August 12, 2014
I’m on Highway 50 in south central Nevada. They call this “The Loneliest Road in America.” I’m happy to be here. It’s one of those days when I desperately feel the need to be alone.
A few days before I went out of town, I attended a social function. I’m afraid I made rather an ass of myself. Not for the first – nor, I’m sure, for the last – time; however, in the process I fear that I may have offended some people whose opinions are important to me.
We all make these social errors from time to time. We know that other people make them, too. Yet somehow when you’re the one doing it, it feels as if it’s only you. Everyone around you seems the picture of social aptitude and grace. Other people never make these mistakes, never humiliate themselves the way we have done, on more occasions than we care to enumerate. And sometimes it’s difficult not to despise ourselves for not being more capable, for not knowing when to speak and when to be silent, for not knowing what to speak, and what to be silent about.

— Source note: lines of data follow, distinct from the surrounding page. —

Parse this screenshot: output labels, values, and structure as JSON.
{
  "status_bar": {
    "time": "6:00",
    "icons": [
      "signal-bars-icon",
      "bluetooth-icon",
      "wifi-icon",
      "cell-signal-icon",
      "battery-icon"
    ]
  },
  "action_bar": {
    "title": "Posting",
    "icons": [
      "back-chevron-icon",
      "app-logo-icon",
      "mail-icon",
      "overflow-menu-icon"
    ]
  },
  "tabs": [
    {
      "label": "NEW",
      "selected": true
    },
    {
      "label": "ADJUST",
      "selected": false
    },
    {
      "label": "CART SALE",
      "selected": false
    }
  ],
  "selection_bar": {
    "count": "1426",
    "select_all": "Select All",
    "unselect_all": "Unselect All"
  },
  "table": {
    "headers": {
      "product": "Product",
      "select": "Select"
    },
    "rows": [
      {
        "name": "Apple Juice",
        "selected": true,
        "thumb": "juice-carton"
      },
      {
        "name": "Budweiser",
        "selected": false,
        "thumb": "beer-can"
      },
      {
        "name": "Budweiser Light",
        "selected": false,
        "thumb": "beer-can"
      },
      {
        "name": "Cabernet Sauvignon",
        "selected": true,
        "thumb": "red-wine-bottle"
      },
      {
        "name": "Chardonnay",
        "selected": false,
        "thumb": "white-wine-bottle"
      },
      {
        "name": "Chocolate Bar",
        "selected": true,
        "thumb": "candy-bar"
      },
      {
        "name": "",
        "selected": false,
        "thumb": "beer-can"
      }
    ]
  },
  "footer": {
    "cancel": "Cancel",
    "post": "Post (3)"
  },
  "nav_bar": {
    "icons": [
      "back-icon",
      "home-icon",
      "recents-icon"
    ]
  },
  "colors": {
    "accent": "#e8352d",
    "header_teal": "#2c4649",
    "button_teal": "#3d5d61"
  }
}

I don’t necessarily believe that we should refrain from punishing ourselves when we do things we know we ought to regret. We’re past the age of having parents to discipline us, to admonish us when we go wrong, or to explain to us what we should have done instead. Any punishment we receive must be self-inflicted; any atonement we make must be self-imposed. And perhaps these steps are necessary; perhaps the punishment and the atonement are what make you remember, the next time, not to behave in ways you might soon regret.
I’m not opposed to the process. I only wish it ended sooner. Because I’m ready to let go of the hurt in my heart. It just doesn’t seem to be ready yet, to let go of me.
Our friends forgive us our flaws so long as they’re not too flagrant. They overlook our oddest opinions so long as they’re not too offensive; they refuse to resent our rambling rants so long as they’re not too rotten. There is a great deal of inertia in a friendship. Our opinions of our friends, and theirs of us, do not change as a result of one day or one night or one weekend, as a result of one misspoken sentiment or one misinterpreted gesture. It takes months, even years, as our intimacy with one another waxes and wanes, for our impressions to truly change, for our evaluations of one another to shift positions on the social scale of bad and good. There are certainly people in my life whom I have grown to like more and more as the years have passed. And likewise, there are those whom I care for less and less. And undoubtedly other people’s estimation of me has risen and fallen in a similar fashion.
There is little in this life that is truly unconditional. Love, friendship – these ties between us and the people we care about are built on solid foundations which may be difficult to rock. But they can be rocked. Even destroyed. Any relationship can be toppled. If sufficient force is applied against it.
I think myself very fortunate that, on a day in which I would like nothing more than to crawl into a hole and die, that I’ve managed to find myself such a tremendously impressive hole. Because here on The Loneliest Road in America, I could commit a series of faux pas such as Miss Manners has never even dreamed about and my secret would forever remain between the sage and the salamanders and me.
But while I’m glad to have made such a timely escape, it only prolongs my torture. Because now I have no way of knowing what these particular individuals think of me now. Because they’re there, and I’m here. Out of touch, out of sight, and – I hope – out of mind. And now I have no choice but to wait. It will be many weeks, if not months, before I learn whether things have indeed changed between us, or if this, too, will wash casually under the bridge like any of the other countless instances in which I’ve said or done something I shouldn’t.
For those of us who suffer from these bouts of social ineptitude – and I suspect that it’s more common than any of us would care to confess – it’s tempting to long for an alternate solution. A stronger inner censor. Or perhaps an outer one, a tiny angel to sit on our shoulder and whisper “No!” in our ear when we’re about to deliver a speech we can’t ever take back. Perhaps we wish that we could be forced to edit our words before we’re permitted to speak them. Perhaps this is even why some of us become writers. Because in writing, there is always time to think and rethink before we speak. There is no blurting out our words; no chance of releasing them before we’ve had time to reconsider what we want to say – or what we ought not to say.
Of course, it would never work. Somehow I think it would put a serious crimp on our conversations if we had to respond to every inquiry with “How am I? Um… wait while I write down my answer. I’ll get it to you in half an hour.”
No, I’m afraid there’s nothing else for it. But to try again, and to try harder. Because most of the time, there is no escape. There is no Loneliest Road; no vast, vacant desert to which we can unburden our fears and frustrations, no wilderness into which we can release our pathetic whimpers and cries. We can take that road whenever we want to, take it away from our town, away from our friends, away from our most painful memories and most repented mistakes. We can take that road away. But eventually, we must also take it home.
On a happier note, here’s Newton. Because all of us could use a few more dancers and cheerleaders in our lives.